For ten years there was Roy and then there was every other fighter and we’re getting to that point now with Loma – there’s him and then there’s every other fighter. He’s so superior in every aspect of the game that he is this generation’s Roy Jones or Sugar Ray Robinson.

Technically speaking – if you look at Loma, he’s textbook. His hands are up, his stance is wide. He doesn’t do crazy stuff like stick his chin out or drop his hands. He throws a jab, he throws a left hand, he throws a hook, he throws all those punches very well.

So he’s fundamentally very sound but then so are a lot of other guys. What separates him from the rest is the fact he has this incredible speed and visionary reaction times. They used to say about Wayne Gretzky that when he played hockey it was as though he saw things happening at a much slower speed than they were actually happening. That’s also the case with Loma - it seems like he sees punches coming at him in slow motion so he has time to either block, step away, step around or counter punch.

Coupled with that Lomachenko says – and I’m quoting him here –that he can train “for 24 hours a day”. As a result he fights for all three minutes of every round. During the very few seconds that he isn’t throwing punches the other fighter can still feel the pressure coming at him. There is no let-up from Loma. Even if he’s not throwing punches he’s always pressuring you. There’s no ‘feeling out’ period – Loma doesn't allow you to do that. You have to work three minutes of every round against him physically and mentally.

The one thing that’s a bit of a shame is that there aren’t more players in the lightweight division to bring out the greatness in Loma.
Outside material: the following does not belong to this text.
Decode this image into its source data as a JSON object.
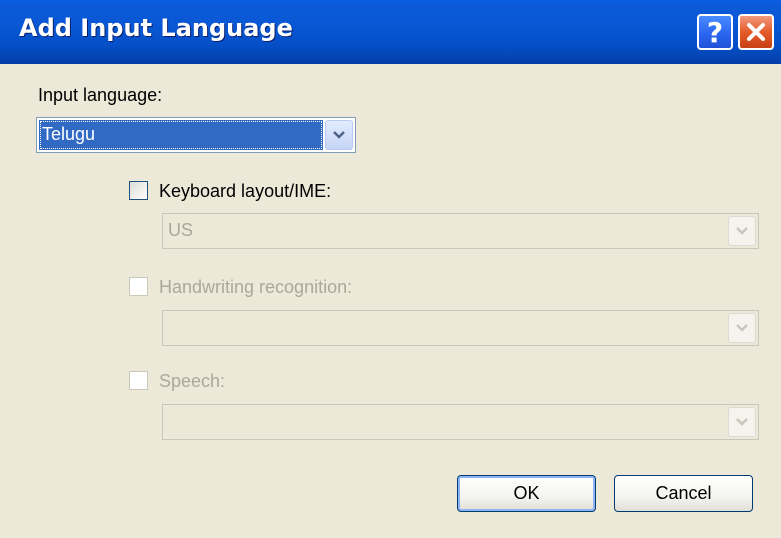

Mikey Garcia is a fight that he wants but it's a difficult fight to be made due to politics. Garcia sidelined himself for a couple of years to get out of his contract with Top Rank, who promote Loma, so I can’t foresee that would be an easy fight to make. I also don't expect Garcia to easily come down to 135 after moving up to 147lbs to face Errol Spence either.

It looks like Loma will be fighting Luke Campbell next, but it’s a shame the lightweight division isn’t as heavily loaded as, say, the light heavyweight division. Tank Davis might be a good opponent, but it’s problematic whether Floyd Mayweather would put his guy in with Loma and deal with Bob Arum. Another Top Rank fighter Teofimo Lopez could be the most dangerous of all the fights for Loma. Lopez is looming as a real potential star. I think he’s the real deal and he can punch, but how much longer he can make 135lbs for remains to be seen. If they made that fight now it wouldn’t be the mega fight it may be in a few years when Lopez has really established himself as a world class guy and world champion.

I’ve worked with Loma for ten of his 14 pro fights now, going back to the Gamalier Rodriguez bout in 2015. I always say to people there are four available spots in the Lomachenko corner – one belongs to his father and trainer Anatoly, that goes without saying, another belongs to his manage Egis Klimas and then there are two more.

The fact I’ve been chosen to be one of his guys is an absolute honour, even more so because Loma really wants me there. It’s really gratifying for me the trust he puts in me to wrap his hands and take care of his cuts and make sure his needs are taken care of.

How could it not be special to be working with Lomachenko?

Russ Anber is on Twitter and Instagram @russanber.
Russ was speaking to Luke G. Williams